Andrew Price of Dryad Bushcraft demonstrates how to get drinkable water from snow and ice

“Water Water everywhere, nor any drop to Drink”
Samuel Taylor Coleridge (The Ancient Mariner)

When Coleridge wrote this poem about a ships crew dying of thirst while surrounded by water he was of course referring to life at sea. However, the same predicament can befall those who venture into glacial or polar environments without the necessary equipment and knowledge to convert ice and snow into drinkable water. Water is essential to life, and the ability to transform water from its frozen state into its liquid state is a vital skill for those who intend to spend time above the snow line. In order to learn this skill it is important to first understand the unique properties of water.

Using a stove

Most mountaineers and explorers travelling in cold environments carry modern stoves that use liquid fuels such as unleaded petrol, propane gas or Coleman fuel in order to melt snow. One important thing to remember when melting snow is never to fill the pan to the top with snow to begin with. Snow is an excellent insulator and can cause the bottom of the pan to burn through rather than melting the snow. The best way to melt snow efficiently is to collect clean (definitely not yellow!) snow from outside the campsite. You should then put a small amount into the bottom of the pan and heat gently until it melts (snow is mostly composed of air so it will require a surprising amount of snow to produce a litre of water). Keep adding small handfuls until you have melted the desired quantity. It is a good idea to cover the top of the pan to conserve fuel. If you are in an area with trees or other fuel the same result can be obtained over a fire. Freshly melted snow is generally considered to be safe to drink without further treatment, however it should not be assumed that because water is frozen that it is safe to drink. Exercise the same caution for melted ice as you would for standing water, and if in doubt boil the water for 10 minutes. Micro organisms and germs are not killed by freezing (they just remain dormant until the ice melts).

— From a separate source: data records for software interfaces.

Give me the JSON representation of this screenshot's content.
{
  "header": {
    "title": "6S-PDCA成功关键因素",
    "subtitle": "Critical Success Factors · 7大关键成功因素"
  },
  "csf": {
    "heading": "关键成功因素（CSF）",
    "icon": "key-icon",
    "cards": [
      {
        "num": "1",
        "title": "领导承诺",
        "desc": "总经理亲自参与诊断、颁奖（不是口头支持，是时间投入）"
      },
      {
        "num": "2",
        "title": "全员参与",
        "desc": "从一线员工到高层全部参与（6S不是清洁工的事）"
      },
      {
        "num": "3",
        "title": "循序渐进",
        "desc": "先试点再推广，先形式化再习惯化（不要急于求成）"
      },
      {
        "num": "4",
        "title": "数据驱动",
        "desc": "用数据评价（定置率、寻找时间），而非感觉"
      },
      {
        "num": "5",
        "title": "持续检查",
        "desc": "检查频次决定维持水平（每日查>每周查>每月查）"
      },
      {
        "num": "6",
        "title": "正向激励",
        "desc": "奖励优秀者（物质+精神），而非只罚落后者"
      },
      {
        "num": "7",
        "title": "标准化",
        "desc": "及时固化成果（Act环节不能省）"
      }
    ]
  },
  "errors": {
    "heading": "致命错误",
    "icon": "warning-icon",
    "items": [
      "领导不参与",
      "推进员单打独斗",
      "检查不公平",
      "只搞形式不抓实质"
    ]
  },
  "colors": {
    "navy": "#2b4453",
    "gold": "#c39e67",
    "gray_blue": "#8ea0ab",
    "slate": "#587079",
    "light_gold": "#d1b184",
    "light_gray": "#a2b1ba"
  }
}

Over a fire without a stove

If you do not have a heatproof pan you can still melt snow and ice by suspending it over a fire and allowing the melted water to drip into a container. Snow can be wrapped in a T-shirt or other porous item and supported using sticks or ski poles. If you are melting hard crust snow or sheet ice, you can suspend it over the fire without using a container. It can be cut or broken into a doughnut shape and turned on the stick to ensure it melts evenly.

Getting water without fuel

Obtaining water from ice and snow without a fuel source is not impossible. During the day the radiant energy of the sun will heat dark coloured rocks and melt the ice or snow in contact with them. Water can be found in this way even when the air temperature has not risen above -10C. The best way to locate this melt water is to listen for the tell tale sound of flowing water, particularly on south facing slopes or cliff faces. When the water is located it can be channelled into a container. This source of water is unlikely to continue long after dark so you should take every opportunity to hydrate yourself and collect water during the day time. Water bottles should also be kept in your sleeping bag with you to prevent freezing. (I often fill a water bag with hot water and take this into my sleeping bag with me – luxury!) Sucking snow and ice to obtain water is really an option of last resort. The effect of consuming ice cold snow will reduce your core body temperature, and increase the risk of developing hypothermia. Very cold ice can even cause burns to the lips and mouth. When venturing into a cold environment preparation and careful selection of equipment are vitally important. It is a good idea to seek the advice of a qualified Mountain Leader, or experienced explorer before undertaking such a venture. Even though the glacial environment is one of the hardest places to travel, the rewards in terms of spectacular scenery and unique personal challenges make it all worthwhile.